I think it's very, very clear that the correct way to fight piracy would be to make those things that people are pirating available conveniently and safely and at a fair price. And when that happens -- and I don't think it's a question of if, I think it's a question of when -- then the consumer and the markets will be faced with a question: "Wow, here it is safe, legal, available at a fair price." And we'll see which way people go.
But I think that rational economic players will make that happen as opposed to having a senator command them to do that.
What do you think a rational price is? I was on CDNow the other day, looking to buy an album, and they did offer the ability to download it in an MP3 version for $2.99 a song, and I almost choked.
Yeah, I think it's preposterous. I think music will ultimately feel free to people. And I don't think that means they don't pay for it. I think they do. I'm personally a very strong believer in the rise of the subscription model. And I use myself as an example. If there were a little meter sitting on top of my TV that charged me four bucks an hour for watching it, I'd probably be paying less per month for TV than I currently pay -- because even though for some inane reason I actually do subscribe to cable, I probably watch TV for about three hours a month. But it would still infuriate me, and it would feel expensive as hell and I'd hate it.

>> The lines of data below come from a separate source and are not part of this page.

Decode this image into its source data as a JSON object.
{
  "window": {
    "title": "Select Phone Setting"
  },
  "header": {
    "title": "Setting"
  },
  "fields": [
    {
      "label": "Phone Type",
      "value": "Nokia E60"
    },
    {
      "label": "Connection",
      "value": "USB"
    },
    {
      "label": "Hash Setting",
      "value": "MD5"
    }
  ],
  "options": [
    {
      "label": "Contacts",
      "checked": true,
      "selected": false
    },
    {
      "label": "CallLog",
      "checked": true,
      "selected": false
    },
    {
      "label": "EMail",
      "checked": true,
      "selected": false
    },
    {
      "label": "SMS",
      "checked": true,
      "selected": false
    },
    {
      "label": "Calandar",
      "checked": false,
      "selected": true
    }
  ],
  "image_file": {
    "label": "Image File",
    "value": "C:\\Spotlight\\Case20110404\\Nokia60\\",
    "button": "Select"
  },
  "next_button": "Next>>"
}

Whereas now, when I get to sit down with the rest of America with my takeout meal on a Wednesday and watch "Survivor" it feels free. It's part of the infrastructure of what I pay for every month.
So what do you think this means we've learned from Napster?
Napster's made it really clear that people are ready to access music digitally. What else does it show? Obviously, free is a compelling price point. I think what's more seductive about Napster than the freeness of it, because some surveys have shown that people would be willing to pay for it, is the fact that the marginal cost for a song is nothing. If I have gotten to the point where I stomach that, yeah, I'm willing to spend X dollars for an extravagant range of music in my life, and it doesn't cost me every single time I go back to the till, I think that's something that people are going to buy into. And what's the price? Is it 10 bucks a month? Is it 15? Is it 20? We don't know until we start offering it.
But that's where I think the market [clearing price is]. And I think it's a long transition: We're talking 10 or 15 years from now, when there's a true ubiquitous digital music distribution infrastructure. But when that day comes, I don't think people are buying music a la carte anymore.
Do you think this is the approach that the record industry should be pursuing instead of trying to shut Napster down?
I think pursuing the development of a subscription model is the right answer for everybody right now.
So you aren't of the school that wants Napster to be shut down? You sound like you're of the school that thinks that a compromise should be found.
I tend to stay kind of mum on that. I think that if there were a ditente between the music industry and Napster, it could potentially be a very powerful thing for both sides. The issue is, it's not a question of five companies facing off against one. There are hundreds of companies. There are literally hundreds of independent labels. There are dozens and dozens of publishers. There are thousands of songwriters. And we sometimes forget that we're not the only country in the world. There are 180 countries that all have their own rights mechanisms.
And so I do believe that this situation is so unbelievably complex -- it is more than Napster and five major labels -- that it's hard to see an easy resolution of this without an act of Congress.